The performance of Abbas' security forces, key to buttressing Palestinian claims for independence, has won Israeli praise in recent years. At the same time, Palestinian officials complain that Israeli restrictions on the movement of the Palestinian security forces and frequent Israeli army incursions into self-rule areas hamper their efforts.
In Jenin, the equilibrium seemed to hold for a while, but several shootings attracted new attention to the once troubled district.
In April 2011, a masked gunman shot and killed well-known Israeli actor Juliano Mer Khamis, son of a Jewish mother and a Palestinian father, who had founded a community theater in the Jenin camp to provide a means of peaceful protest against Israeli occupation.

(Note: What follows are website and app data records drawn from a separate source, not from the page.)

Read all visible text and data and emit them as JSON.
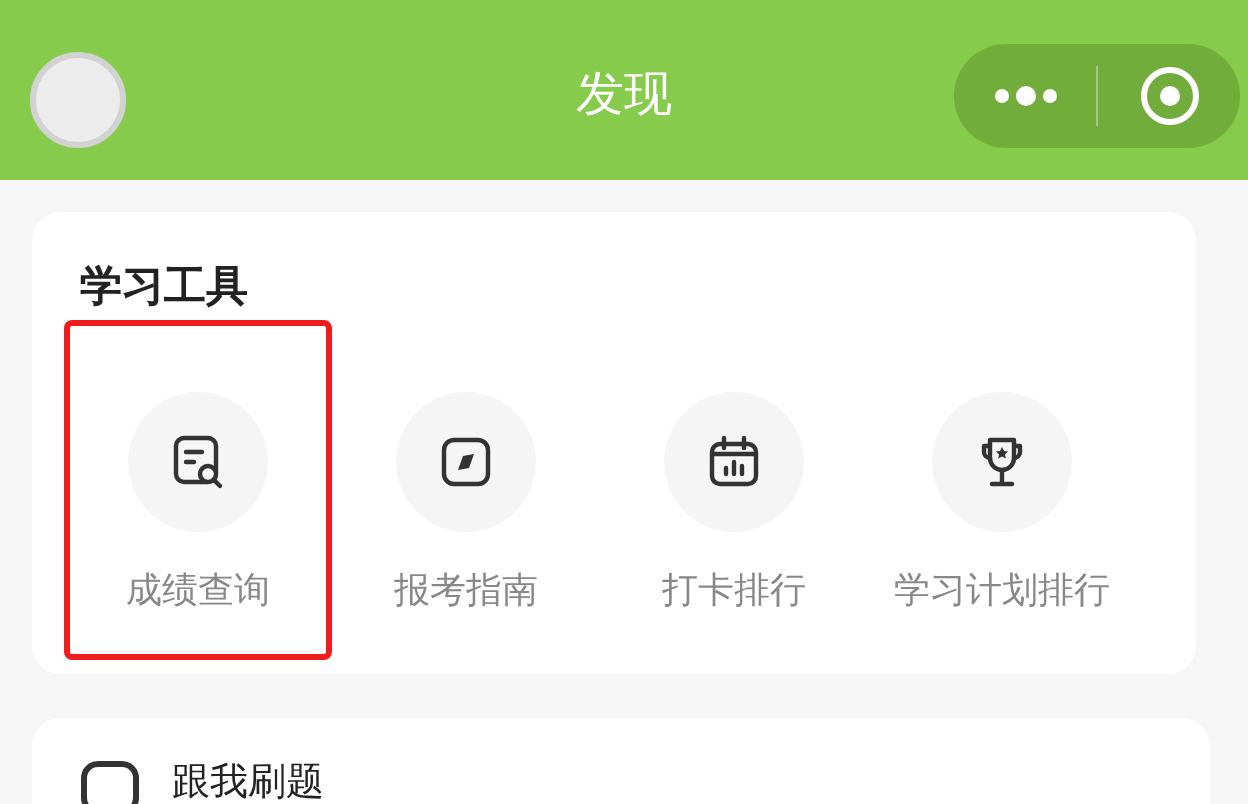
{
  "header": {
    "title": "发现"
  },
  "section": {
    "title": "学习工具",
    "tools": [
      {
        "kind": "report",
        "label": "成绩查询",
        "highlighted": true
      },
      {
        "kind": "compass",
        "label": "报考指南",
        "highlighted": false
      },
      {
        "kind": "calendar",
        "label": "打卡排行",
        "highlighted": false
      },
      {
        "kind": "trophy",
        "label": "学习计划排行",
        "highlighted": false
      }
    ]
  },
  "next_section": {
    "title": "跟我刷题"
  }
}
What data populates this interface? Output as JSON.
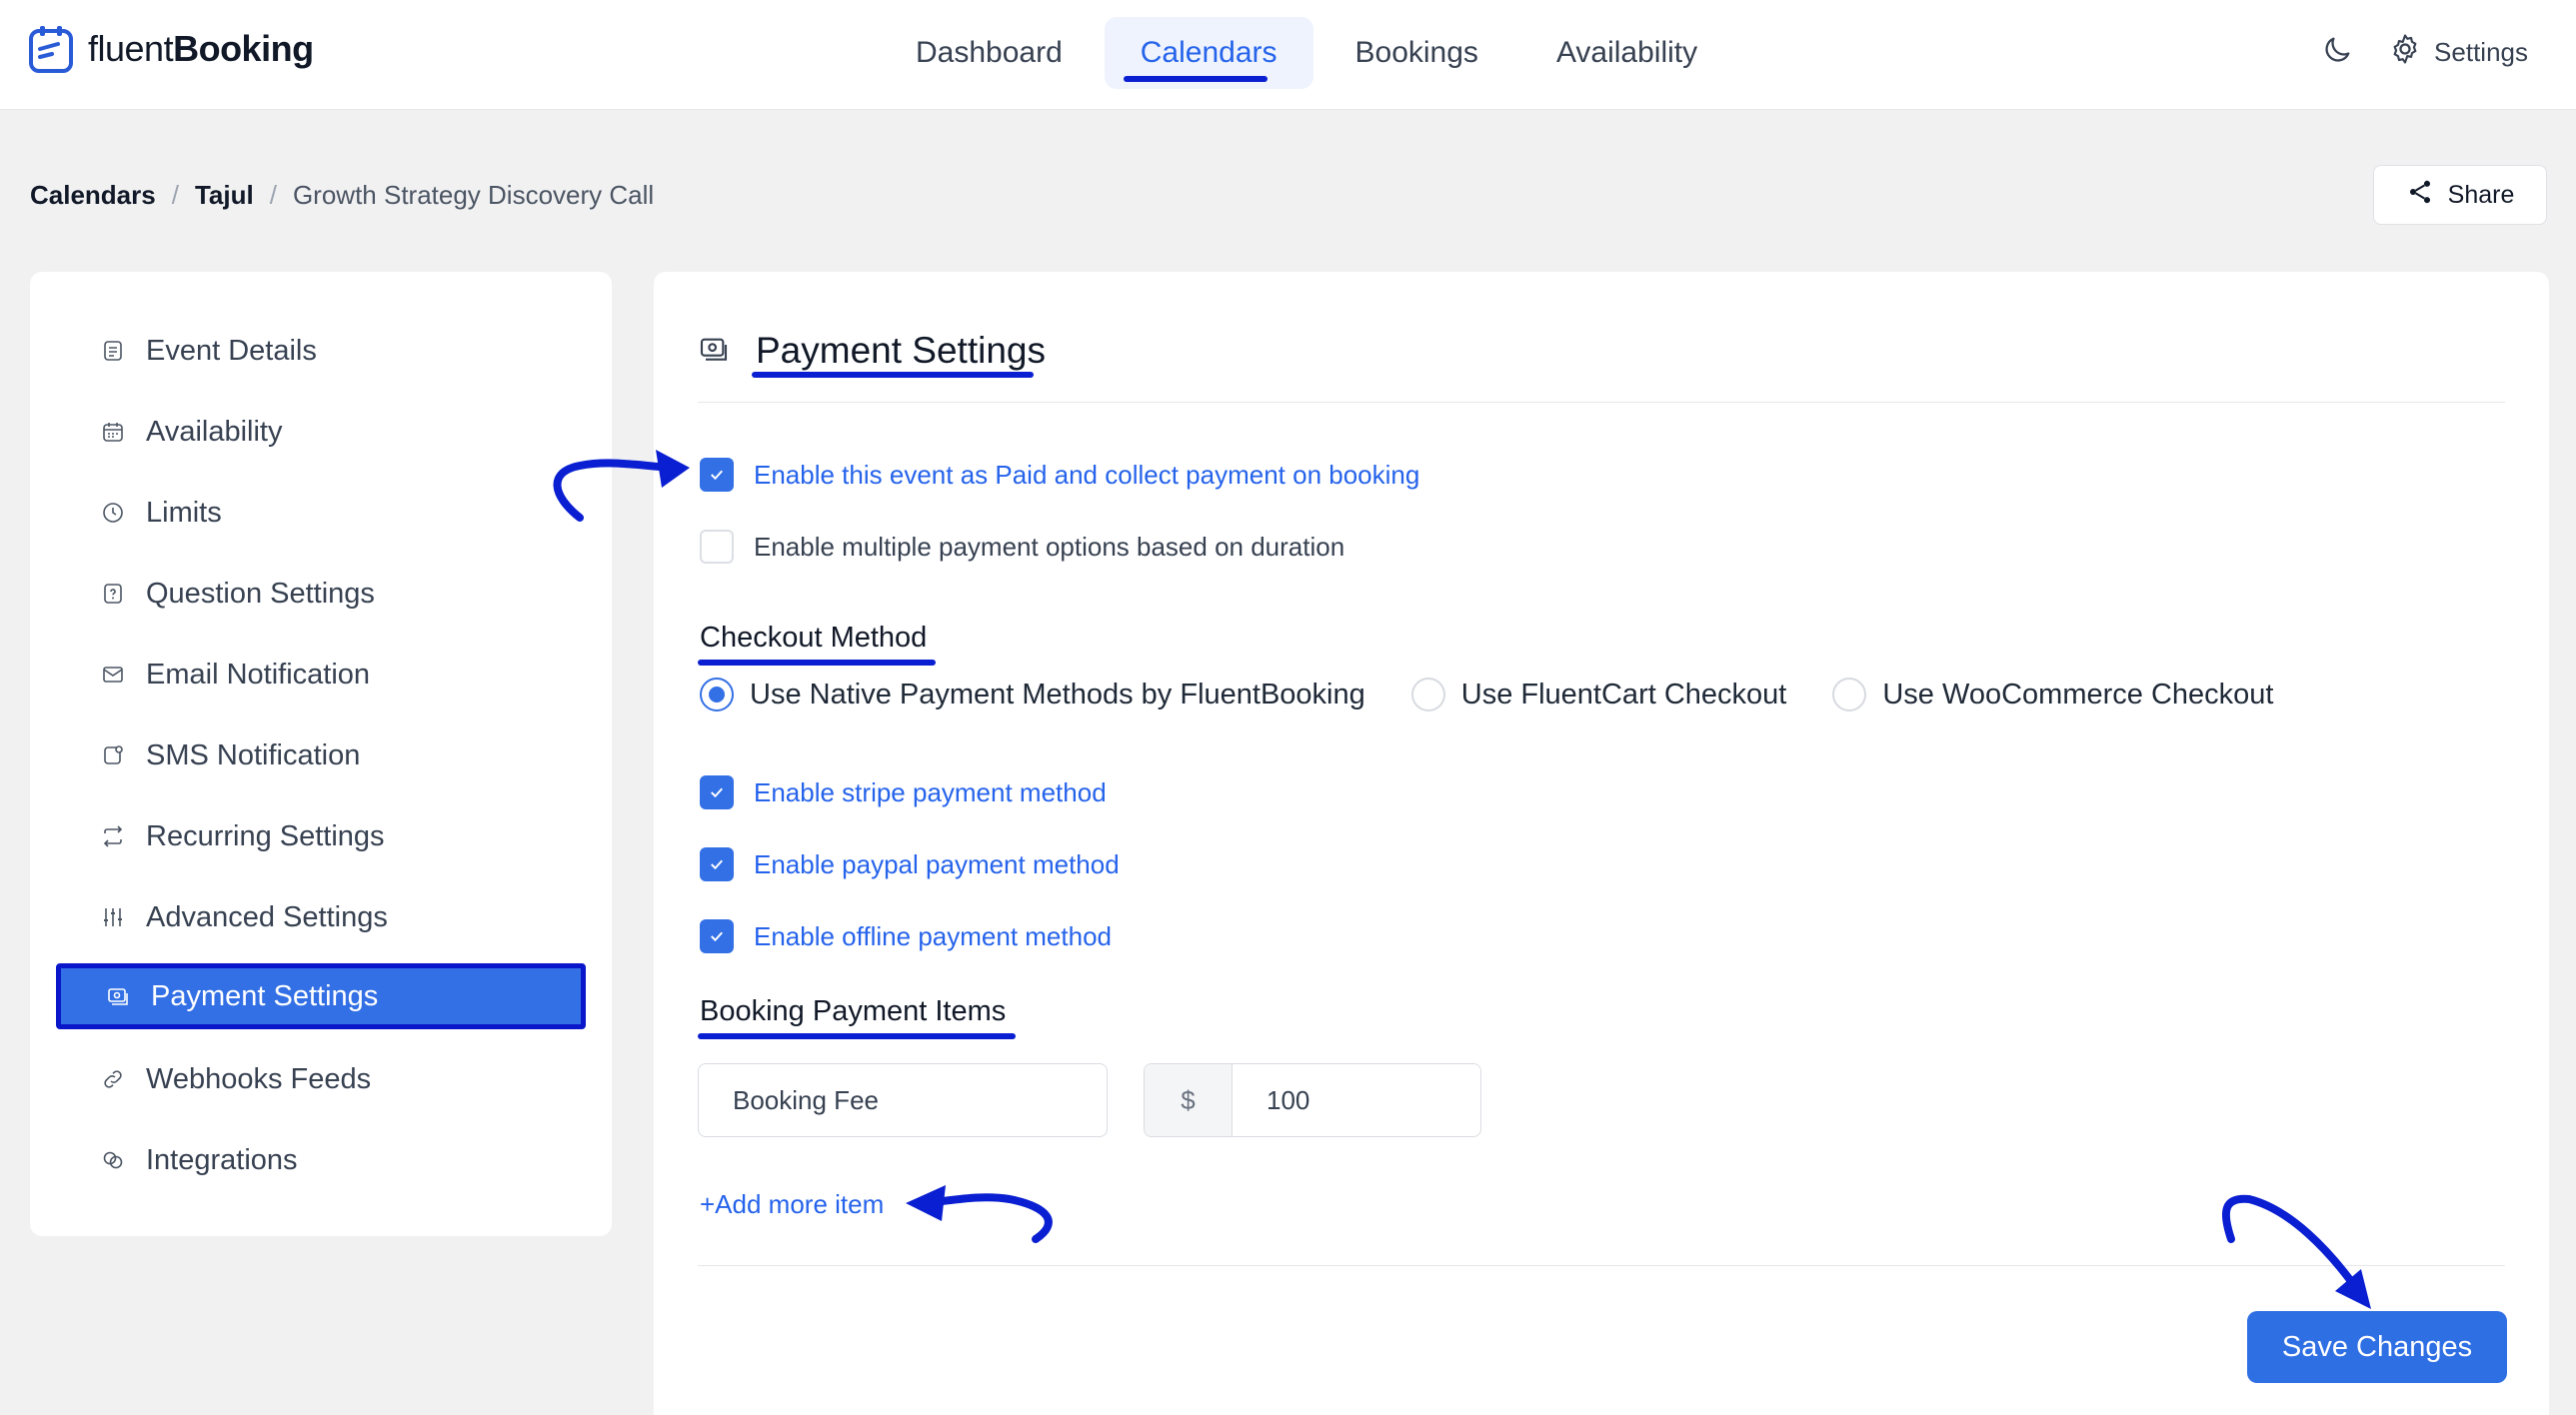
{
  "app": {
    "logo_light": "fluent",
    "logo_bold": "Booking"
  },
  "nav": {
    "items": [
      {
        "label": "Dashboard",
        "active": false
      },
      {
        "label": "Calendars",
        "active": true
      },
      {
        "label": "Bookings",
        "active": false
      },
      {
        "label": "Availability",
        "active": false
      }
    ],
    "settings_label": "Settings"
  },
  "breadcrumb": {
    "root": "Calendars",
    "parent": "Tajul",
    "current": "Growth Strategy Discovery Call",
    "separator": "/"
  },
  "share_label": "Share",
  "sidebar": {
    "items": [
      {
        "label": "Event Details",
        "icon": "document-icon"
      },
      {
        "label": "Availability",
        "icon": "calendar-icon"
      },
      {
        "label": "Limits",
        "icon": "clock-icon"
      },
      {
        "label": "Question Settings",
        "icon": "question-icon"
      },
      {
        "label": "Email Notification",
        "icon": "mail-icon"
      },
      {
        "label": "SMS Notification",
        "icon": "sms-icon"
      },
      {
        "label": "Recurring Settings",
        "icon": "repeat-icon"
      },
      {
        "label": "Advanced Settings",
        "icon": "sliders-icon"
      },
      {
        "label": "Payment Settings",
        "icon": "payment-icon",
        "active": true
      },
      {
        "label": "Webhooks Feeds",
        "icon": "link-icon"
      },
      {
        "label": "Integrations",
        "icon": "integrations-icon"
      }
    ]
  },
  "payment": {
    "title": "Payment Settings",
    "enable_paid": {
      "label": "Enable this event as Paid and collect payment on booking",
      "checked": true
    },
    "enable_multiple": {
      "label": "Enable multiple payment options based on duration",
      "checked": false
    },
    "checkout_title": "Checkout Method",
    "checkout_options": [
      {
        "label": "Use Native Payment Methods by FluentBooking",
        "selected": true
      },
      {
        "label": "Use FluentCart Checkout",
        "selected": false
      },
      {
        "label": "Use WooCommerce Checkout",
        "selected": false
      }
    ],
    "methods": [
      {
        "label": "Enable stripe payment method",
        "checked": true
      },
      {
        "label": "Enable paypal payment method",
        "checked": true
      },
      {
        "label": "Enable offline payment method",
        "checked": true
      }
    ],
    "items_title": "Booking Payment Items",
    "item_name": "Booking Fee",
    "currency_symbol": "$",
    "item_amount": "100",
    "add_more_label": "+Add more item",
    "save_label": "Save Changes"
  },
  "colors": {
    "accent": "#3370e5",
    "annotation": "#0a1fd1"
  }
}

In a brazen daytime attack, the killer stopped the actor's car near the theater, fired several shots and escaped.
A "no weapons allowed" sign still marks the entrance to the Freedom Theater, but the admonition clearly never applied to the rest of the Jenin camp, the epicenter of what Damiri said was the most extensive weapons crackdown since 2007.
Among the high-profile detainees is Zakarya Zubeidi, the most famous gunman in the Jenin camp. Zubeidi was arrested after the attack on the governor, though security officials would not say if he was a suspect.
Dweikat, the new governor, said rules have changed in his district.
"Those who enter the circle of chaos" will not be able to hide behind their rank or political affiliation, he said.